▶ **Problem to solve**
Go through the data below and gather each line containing "Orderbook".

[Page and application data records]
##########
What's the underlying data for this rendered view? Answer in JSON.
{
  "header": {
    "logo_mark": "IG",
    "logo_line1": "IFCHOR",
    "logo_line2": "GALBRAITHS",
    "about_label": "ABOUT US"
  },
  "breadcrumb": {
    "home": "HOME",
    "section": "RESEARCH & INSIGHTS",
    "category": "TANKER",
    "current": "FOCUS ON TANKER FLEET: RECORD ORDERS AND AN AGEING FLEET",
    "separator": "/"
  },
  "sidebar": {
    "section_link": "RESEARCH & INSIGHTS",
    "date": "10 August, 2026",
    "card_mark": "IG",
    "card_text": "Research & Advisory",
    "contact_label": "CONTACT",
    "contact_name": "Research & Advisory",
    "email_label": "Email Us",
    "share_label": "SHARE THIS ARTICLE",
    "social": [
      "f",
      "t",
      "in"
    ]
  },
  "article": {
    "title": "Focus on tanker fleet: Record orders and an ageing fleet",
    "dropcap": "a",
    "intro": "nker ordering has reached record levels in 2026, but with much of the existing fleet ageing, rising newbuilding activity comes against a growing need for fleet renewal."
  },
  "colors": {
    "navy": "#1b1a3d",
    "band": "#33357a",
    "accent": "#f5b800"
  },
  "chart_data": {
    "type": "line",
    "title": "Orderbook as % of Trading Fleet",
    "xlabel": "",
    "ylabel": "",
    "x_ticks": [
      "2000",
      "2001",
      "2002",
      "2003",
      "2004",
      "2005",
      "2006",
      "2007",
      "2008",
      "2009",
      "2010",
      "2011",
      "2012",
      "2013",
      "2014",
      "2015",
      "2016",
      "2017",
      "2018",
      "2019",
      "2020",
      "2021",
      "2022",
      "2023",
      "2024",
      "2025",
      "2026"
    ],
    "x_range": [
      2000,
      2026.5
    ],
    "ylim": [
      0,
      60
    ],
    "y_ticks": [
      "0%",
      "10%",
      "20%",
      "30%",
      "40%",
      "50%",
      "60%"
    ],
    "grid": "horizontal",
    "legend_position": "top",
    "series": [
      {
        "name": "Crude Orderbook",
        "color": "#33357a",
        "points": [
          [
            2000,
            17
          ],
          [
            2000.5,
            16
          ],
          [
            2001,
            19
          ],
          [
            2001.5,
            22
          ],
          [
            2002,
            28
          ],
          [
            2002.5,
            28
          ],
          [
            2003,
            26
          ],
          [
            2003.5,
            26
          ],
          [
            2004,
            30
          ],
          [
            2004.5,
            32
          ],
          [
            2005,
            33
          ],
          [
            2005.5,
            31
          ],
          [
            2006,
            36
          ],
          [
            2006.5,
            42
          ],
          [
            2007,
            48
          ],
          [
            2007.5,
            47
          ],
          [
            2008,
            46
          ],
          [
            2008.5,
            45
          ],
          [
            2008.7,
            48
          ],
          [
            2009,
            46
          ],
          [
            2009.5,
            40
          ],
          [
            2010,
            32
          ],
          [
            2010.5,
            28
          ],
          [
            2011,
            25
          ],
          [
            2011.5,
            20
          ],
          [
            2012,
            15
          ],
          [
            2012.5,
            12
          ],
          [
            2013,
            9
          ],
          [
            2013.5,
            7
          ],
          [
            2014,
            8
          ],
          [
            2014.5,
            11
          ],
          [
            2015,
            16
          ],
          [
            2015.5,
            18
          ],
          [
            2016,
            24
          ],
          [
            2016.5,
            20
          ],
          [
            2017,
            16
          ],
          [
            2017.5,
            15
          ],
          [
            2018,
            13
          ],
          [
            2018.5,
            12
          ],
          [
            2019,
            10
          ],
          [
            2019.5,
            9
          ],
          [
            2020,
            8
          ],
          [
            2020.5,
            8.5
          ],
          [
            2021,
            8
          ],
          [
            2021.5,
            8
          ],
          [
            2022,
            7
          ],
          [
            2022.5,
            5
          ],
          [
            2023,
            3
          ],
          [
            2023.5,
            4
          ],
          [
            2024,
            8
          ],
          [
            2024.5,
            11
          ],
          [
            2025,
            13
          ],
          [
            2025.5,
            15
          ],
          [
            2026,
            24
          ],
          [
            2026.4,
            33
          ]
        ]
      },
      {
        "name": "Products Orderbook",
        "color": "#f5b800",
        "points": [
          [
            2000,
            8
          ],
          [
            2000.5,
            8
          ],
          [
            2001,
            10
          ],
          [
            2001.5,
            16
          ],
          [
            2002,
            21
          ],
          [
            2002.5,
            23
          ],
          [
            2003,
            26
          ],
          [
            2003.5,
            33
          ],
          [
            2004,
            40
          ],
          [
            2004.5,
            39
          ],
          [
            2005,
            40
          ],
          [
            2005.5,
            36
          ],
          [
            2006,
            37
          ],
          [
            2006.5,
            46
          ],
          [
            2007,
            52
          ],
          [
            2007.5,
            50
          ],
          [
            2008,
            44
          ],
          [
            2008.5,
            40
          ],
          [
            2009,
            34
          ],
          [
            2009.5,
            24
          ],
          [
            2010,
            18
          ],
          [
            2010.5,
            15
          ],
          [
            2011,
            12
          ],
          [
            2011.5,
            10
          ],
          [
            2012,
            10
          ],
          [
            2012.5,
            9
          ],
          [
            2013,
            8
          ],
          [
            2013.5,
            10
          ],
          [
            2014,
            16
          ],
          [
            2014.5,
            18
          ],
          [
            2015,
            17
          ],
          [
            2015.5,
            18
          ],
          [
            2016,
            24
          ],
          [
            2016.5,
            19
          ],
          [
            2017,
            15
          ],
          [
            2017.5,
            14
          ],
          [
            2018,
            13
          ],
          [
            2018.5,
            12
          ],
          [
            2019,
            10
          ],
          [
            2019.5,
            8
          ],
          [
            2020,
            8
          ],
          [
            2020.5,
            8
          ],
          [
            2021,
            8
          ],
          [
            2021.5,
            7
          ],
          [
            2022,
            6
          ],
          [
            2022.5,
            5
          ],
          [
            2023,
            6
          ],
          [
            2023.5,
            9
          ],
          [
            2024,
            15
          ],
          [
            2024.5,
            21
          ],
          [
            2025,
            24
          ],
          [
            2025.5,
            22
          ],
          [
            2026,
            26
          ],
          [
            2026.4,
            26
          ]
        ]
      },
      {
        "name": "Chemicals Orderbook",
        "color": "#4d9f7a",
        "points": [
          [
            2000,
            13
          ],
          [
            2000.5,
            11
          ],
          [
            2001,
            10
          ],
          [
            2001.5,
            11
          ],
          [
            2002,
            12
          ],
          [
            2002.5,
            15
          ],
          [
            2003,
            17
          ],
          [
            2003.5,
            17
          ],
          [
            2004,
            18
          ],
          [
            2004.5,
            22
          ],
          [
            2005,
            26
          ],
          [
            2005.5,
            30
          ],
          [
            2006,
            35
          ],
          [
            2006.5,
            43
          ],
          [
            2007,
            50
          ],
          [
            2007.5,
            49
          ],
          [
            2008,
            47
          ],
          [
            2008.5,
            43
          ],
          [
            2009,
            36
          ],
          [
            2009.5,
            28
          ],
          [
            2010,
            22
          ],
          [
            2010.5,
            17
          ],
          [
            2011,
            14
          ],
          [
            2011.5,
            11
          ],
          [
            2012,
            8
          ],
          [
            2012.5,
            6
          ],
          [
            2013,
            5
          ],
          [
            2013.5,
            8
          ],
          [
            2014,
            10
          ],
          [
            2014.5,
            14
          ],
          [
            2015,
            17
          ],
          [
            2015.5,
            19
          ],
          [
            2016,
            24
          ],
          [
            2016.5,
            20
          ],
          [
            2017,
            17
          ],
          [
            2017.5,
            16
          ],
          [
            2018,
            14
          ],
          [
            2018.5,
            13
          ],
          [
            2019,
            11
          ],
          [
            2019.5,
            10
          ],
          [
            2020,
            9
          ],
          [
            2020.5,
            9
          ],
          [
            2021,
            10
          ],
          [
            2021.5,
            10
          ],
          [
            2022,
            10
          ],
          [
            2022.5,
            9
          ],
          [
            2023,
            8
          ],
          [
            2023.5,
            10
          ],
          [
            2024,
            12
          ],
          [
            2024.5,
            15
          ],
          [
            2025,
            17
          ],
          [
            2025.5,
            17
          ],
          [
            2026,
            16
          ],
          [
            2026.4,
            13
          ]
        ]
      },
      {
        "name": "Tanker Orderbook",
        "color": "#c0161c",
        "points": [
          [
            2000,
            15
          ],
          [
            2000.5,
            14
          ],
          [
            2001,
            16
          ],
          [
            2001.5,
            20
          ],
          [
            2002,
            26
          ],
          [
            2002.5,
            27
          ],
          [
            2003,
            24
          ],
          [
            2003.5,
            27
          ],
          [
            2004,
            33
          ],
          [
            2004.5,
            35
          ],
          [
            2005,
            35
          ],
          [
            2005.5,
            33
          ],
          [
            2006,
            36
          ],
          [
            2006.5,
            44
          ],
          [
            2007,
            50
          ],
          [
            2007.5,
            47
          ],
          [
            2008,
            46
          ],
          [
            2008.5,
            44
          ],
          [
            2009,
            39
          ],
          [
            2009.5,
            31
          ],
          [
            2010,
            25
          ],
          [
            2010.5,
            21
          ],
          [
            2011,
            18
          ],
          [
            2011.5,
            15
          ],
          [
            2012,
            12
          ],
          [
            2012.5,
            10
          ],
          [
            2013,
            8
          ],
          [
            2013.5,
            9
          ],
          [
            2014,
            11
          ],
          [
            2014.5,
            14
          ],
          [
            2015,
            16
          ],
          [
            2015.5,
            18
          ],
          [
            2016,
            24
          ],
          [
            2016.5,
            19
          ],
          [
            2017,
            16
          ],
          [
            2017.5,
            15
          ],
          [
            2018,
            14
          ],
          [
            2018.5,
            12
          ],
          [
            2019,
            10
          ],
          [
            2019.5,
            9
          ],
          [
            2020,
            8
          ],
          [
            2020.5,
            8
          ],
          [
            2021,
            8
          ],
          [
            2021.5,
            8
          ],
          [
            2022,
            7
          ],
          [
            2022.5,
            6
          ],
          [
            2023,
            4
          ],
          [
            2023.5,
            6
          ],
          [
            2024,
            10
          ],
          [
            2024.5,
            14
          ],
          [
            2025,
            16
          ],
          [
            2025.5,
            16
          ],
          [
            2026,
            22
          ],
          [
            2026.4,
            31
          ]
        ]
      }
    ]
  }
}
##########
▶ **Solution for this task**
    "title": "Orderbook as % of Trading Fleet",
        "name": "Crude Orderbook",
        "name": "Products Orderbook",
        "name": "Chemicals Orderbook",
        "name": "Tanker Orderbook",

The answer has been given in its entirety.